• _Data supplied_
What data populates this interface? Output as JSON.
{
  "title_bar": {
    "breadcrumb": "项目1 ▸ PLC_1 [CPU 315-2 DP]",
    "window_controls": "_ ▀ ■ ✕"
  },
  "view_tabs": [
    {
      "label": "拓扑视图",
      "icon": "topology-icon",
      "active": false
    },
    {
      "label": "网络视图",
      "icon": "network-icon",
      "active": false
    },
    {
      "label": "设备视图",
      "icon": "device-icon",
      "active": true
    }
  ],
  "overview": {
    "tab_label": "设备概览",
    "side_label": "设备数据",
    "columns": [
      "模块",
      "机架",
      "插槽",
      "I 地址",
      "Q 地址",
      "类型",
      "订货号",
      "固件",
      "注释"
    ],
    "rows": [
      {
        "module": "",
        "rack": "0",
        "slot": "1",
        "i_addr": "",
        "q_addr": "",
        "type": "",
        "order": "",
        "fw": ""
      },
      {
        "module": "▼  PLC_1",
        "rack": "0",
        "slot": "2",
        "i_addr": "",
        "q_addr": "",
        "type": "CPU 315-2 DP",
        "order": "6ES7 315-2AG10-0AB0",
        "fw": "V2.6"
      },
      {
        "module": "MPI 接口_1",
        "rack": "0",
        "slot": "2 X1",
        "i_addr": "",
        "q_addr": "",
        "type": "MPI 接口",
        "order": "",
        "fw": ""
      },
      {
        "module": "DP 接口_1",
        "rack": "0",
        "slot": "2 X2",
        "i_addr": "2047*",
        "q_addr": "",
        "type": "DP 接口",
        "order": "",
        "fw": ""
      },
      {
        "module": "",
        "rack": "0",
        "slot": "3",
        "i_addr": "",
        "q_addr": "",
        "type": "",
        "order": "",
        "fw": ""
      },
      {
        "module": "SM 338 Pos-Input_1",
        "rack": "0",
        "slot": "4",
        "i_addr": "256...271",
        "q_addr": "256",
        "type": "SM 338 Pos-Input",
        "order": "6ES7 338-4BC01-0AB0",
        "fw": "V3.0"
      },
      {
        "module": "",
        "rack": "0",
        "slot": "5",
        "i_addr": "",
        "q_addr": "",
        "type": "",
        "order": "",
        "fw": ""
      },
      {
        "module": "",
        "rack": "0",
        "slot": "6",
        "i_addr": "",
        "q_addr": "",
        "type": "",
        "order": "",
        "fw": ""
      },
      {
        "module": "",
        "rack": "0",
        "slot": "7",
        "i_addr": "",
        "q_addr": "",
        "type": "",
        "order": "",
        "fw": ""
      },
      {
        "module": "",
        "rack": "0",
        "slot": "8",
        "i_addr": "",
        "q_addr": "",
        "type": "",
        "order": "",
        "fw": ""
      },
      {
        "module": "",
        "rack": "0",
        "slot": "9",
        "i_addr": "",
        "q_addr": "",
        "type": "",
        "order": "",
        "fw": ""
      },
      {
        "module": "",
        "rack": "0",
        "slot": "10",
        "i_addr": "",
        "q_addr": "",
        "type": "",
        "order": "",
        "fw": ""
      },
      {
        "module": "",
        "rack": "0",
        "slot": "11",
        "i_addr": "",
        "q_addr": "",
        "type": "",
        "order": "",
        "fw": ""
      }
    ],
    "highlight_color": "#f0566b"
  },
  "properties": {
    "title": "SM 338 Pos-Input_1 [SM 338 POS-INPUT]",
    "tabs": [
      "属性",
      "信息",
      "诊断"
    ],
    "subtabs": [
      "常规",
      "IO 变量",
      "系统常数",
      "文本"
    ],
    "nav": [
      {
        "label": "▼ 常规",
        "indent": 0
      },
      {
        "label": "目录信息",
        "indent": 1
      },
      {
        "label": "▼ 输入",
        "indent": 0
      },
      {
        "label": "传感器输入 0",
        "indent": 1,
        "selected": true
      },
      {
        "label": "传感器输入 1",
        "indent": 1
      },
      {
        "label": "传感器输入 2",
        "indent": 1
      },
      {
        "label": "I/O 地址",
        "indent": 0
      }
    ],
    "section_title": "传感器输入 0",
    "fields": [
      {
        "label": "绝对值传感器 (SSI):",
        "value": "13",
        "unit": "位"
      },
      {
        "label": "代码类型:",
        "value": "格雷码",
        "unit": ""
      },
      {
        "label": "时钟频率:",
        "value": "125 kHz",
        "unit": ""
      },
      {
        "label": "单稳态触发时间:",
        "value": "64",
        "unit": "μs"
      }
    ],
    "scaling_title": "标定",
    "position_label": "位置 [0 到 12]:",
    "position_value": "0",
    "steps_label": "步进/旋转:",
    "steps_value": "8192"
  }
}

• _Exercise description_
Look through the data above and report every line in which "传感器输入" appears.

• _Solution to this task_
        "label": "传感器输入 0",
        "label": "传感器输入 1",
        "label": "传感器输入 2",
    "section_title": "传感器输入 0",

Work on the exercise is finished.